[What you are asked to do]: In the records, find every line with the word "label" and copy it out.

[Extracted material]:
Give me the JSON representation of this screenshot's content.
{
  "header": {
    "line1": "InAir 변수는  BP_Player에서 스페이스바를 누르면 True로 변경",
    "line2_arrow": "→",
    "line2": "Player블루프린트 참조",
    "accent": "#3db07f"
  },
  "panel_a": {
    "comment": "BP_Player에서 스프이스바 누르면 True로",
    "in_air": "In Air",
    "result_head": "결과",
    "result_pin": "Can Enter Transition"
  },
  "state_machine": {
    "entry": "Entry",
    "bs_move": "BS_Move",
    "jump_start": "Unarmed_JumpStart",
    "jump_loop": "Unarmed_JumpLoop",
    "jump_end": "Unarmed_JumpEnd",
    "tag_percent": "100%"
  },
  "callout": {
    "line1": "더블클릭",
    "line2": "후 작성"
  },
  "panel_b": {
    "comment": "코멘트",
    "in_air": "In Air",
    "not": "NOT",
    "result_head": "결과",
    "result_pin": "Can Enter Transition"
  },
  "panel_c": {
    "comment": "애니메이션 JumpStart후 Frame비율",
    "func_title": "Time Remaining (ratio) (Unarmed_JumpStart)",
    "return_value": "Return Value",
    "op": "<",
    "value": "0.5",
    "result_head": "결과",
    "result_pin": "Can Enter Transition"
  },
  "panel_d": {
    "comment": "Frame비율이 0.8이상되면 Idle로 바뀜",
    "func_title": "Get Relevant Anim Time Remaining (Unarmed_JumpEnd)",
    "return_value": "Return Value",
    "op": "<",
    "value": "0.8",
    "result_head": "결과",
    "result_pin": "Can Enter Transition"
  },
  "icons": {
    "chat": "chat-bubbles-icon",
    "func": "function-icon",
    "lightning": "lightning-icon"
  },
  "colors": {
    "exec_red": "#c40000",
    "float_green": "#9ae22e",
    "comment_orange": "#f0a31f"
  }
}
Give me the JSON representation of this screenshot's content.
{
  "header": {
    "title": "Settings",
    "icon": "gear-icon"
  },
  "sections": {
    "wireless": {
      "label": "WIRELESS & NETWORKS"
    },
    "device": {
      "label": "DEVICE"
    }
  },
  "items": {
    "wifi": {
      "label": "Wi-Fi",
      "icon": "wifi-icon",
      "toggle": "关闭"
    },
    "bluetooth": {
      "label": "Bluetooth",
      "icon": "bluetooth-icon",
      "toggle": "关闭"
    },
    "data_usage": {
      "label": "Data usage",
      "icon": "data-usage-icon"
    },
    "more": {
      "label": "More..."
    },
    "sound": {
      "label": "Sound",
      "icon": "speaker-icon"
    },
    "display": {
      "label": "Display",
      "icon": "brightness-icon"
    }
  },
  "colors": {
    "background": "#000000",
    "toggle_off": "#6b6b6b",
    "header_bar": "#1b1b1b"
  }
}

[Task response]:
      "label": "WIRELESS & NETWORKS"
      "label": "DEVICE"
      "label": "Wi-Fi",
      "label": "Bluetooth",
      "label": "Data usage",
      "label": "More..."
      "label": "Sound",
      "label": "Display",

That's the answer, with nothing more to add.